Exercise aim » Copy out the data so that nothing differs from the original.

Stored items from a collection:
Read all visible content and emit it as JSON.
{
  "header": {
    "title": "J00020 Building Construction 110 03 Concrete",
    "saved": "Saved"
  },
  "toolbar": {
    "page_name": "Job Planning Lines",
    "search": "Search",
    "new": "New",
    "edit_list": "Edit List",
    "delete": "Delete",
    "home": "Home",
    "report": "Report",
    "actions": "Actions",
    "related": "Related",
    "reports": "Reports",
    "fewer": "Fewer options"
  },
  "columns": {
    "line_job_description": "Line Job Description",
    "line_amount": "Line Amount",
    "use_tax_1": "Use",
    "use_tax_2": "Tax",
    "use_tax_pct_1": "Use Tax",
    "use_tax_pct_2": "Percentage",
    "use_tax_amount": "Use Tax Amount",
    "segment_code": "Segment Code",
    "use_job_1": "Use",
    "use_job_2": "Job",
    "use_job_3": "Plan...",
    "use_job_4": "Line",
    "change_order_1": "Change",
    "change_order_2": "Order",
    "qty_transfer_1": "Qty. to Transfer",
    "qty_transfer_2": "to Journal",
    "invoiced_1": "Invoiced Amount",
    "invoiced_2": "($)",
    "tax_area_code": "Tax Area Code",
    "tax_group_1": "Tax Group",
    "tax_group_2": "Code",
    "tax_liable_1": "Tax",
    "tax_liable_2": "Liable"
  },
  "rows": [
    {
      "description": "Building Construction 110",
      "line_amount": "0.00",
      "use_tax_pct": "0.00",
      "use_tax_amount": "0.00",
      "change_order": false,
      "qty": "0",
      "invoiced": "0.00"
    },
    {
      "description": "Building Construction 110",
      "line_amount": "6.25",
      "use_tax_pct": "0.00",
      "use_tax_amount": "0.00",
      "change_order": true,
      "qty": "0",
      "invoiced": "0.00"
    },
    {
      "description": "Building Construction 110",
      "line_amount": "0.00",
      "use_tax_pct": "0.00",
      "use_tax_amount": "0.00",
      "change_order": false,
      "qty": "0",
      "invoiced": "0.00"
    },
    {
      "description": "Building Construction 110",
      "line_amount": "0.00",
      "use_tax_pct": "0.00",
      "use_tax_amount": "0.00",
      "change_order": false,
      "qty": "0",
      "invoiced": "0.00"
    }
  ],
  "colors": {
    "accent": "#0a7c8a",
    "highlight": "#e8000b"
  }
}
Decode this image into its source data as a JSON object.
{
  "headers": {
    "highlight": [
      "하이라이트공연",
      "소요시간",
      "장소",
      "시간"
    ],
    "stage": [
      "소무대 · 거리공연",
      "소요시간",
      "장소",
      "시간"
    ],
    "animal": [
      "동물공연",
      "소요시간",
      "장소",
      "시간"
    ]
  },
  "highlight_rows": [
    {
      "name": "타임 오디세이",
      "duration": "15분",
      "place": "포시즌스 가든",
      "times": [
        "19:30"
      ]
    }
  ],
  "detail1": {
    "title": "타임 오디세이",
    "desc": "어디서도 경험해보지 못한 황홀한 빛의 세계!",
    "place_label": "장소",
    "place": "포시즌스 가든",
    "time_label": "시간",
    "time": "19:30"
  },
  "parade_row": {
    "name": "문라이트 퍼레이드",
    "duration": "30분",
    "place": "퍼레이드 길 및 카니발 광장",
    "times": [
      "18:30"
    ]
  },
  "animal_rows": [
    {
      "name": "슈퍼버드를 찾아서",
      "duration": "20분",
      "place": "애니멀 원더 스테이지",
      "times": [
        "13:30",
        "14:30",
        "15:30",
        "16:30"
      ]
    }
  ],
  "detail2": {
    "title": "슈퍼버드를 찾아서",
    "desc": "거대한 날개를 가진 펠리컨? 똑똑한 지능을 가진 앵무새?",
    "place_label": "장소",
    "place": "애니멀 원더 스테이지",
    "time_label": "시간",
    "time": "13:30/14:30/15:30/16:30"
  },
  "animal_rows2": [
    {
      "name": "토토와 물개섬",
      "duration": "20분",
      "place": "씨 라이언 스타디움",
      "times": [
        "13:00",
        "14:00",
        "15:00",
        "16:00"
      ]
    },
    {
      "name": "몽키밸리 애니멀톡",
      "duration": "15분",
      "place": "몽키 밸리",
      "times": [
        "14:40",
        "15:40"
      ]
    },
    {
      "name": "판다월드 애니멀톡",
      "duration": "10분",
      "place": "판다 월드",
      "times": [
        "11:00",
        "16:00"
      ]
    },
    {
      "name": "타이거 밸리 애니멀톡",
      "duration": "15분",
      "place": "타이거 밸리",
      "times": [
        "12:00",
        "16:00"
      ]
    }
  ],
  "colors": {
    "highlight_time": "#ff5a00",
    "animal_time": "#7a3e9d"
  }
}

Expected answer »
Read all visible content and emit it as JSON.
{
  "header": {
    "title": "J00020 Building Construction 110 03 Concrete",
    "saved": "Saved"
  },
  "toolbar": {
    "page_name": "Job Planning Lines",
    "search": "Search",
    "new": "New",
    "edit_list": "Edit List",
    "delete": "Delete",
    "home": "Home",
    "report": "Report",
    "actions": "Actions",
    "related": "Related",
    "reports": "Reports",
    "fewer": "Fewer options"
  },
  "columns": {
    "line_job_description": "Line Job Description",
    "line_amount": "Line Amount",
    "use_tax_1": "Use",
    "use_tax_2": "Tax",
    "use_tax_pct_1": "Use Tax",
    "use_tax_pct_2": "Percentage",
    "use_tax_amount": "Use Tax Amount",
    "segment_code": "Segment Code",
    "use_job_1": "Use",
    "use_job_2": "Job",
    "use_job_3": "Plan...",
    "use_job_4": "Line",
    "change_order_1": "Change",
    "change_order_2": "Order",
    "qty_transfer_1": "Qty. to Transfer",
    "qty_transfer_2": "to Journal",
    "invoiced_1": "Invoiced Amount",
    "invoiced_2": "($)",
    "tax_area_code": "Tax Area Code",
    "tax_group_1": "Tax Group",
    "tax_group_2": "Code",
    "tax_liable_1": "Tax",
    "tax_liable_2": "Liable"
  },
  "rows": [
    {
      "description": "Building Construction 110",
      "line_amount": "0.00",
      "use_tax_pct": "0.00",
      "use_tax_amount": "0.00",
      "change_order": false,
      "qty": "0",
      "invoiced": "0.00"
    },
    {
      "description": "Building Construction 110",
      "line_amount": "6.25",
      "use_tax_pct": "0.00",
      "use_tax_amount": "0.00",
      "change_order": true,
      "qty": "0",
      "invoiced": "0.00"
    },
    {
      "description": "Building Construction 110",
      "line_amount": "0.00",
      "use_tax_pct": "0.00",
      "use_tax_amount": "0.00",
      "change_order": false,
      "qty": "0",
      "invoiced": "0.00"
    },
    {
      "description": "Building Construction 110",
      "line_amount": "0.00",
      "use_tax_pct": "0.00",
      "use_tax_amount": "0.00",
      "change_order": false,
      "qty": "0",
      "invoiced": "0.00"
    }
  ],
  "colors": {
    "accent": "#0a7c8a",
    "highlight": "#e8000b"
  }
}
Decode this image into its source data as a JSON object.
{
  "headers": {
    "highlight": [
      "하이라이트공연",
      "소요시간",
      "장소",
      "시간"
    ],
    "stage": [
      "소무대 · 거리공연",
      "소요시간",
      "장소",
      "시간"
    ],
    "animal": [
      "동물공연",
      "소요시간",
      "장소",
      "시간"
    ]
  },
  "highlight_rows": [
    {
      "name": "타임 오디세이",
      "duration": "15분",
      "place": "포시즌스 가든",
      "times": [
        "19:30"
      ]
    }
  ],
  "detail1": {
    "title": "타임 오디세이",
    "desc": "어디서도 경험해보지 못한 황홀한 빛의 세계!",
    "place_label": "장소",
    "place": "포시즌스 가든",
    "time_label": "시간",
    "time": "19:30"
  },
  "parade_row": {
    "name": "문라이트 퍼레이드",
    "duration": "30분",
    "place": "퍼레이드 길 및 카니발 광장",
    "times": [
      "18:30"
    ]
  },
  "animal_rows": [
    {
      "name": "슈퍼버드를 찾아서",
      "duration": "20분",
      "place": "애니멀 원더 스테이지",
      "times": [
        "13:30",
        "14:30",
        "15:30",
        "16:30"
      ]
    }
  ],
  "detail2": {
    "title": "슈퍼버드를 찾아서",
    "desc": "거대한 날개를 가진 펠리컨? 똑똑한 지능을 가진 앵무새?",
    "place_label": "장소",
    "place": "애니멀 원더 스테이지",
    "time_label": "시간",
    "time": "13:30/14:30/15:30/16:30"
  },
  "animal_rows2": [
    {
      "name": "토토와 물개섬",
      "duration": "20분",
      "place": "씨 라이언 스타디움",
      "times": [
        "13:00",
        "14:00",
        "15:00",
        "16:00"
      ]
    },
    {
      "name": "몽키밸리 애니멀톡",
      "duration": "15분",
      "place": "몽키 밸리",
      "times": [
        "14:40",
        "15:40"
      ]
    },
    {
      "name": "판다월드 애니멀톡",
      "duration": "10분",
      "place": "판다 월드",
      "times": [
        "11:00",
        "16:00"
      ]
    },
    {
      "name": "타이거 밸리 애니멀톡",
      "duration": "15분",
      "place": "타이거 밸리",
      "times": [
        "12:00",
        "16:00"
      ]
    }
  ],
  "colors": {
    "highlight_time": "#ff5a00",
    "animal_time": "#7a3e9d"
  }
}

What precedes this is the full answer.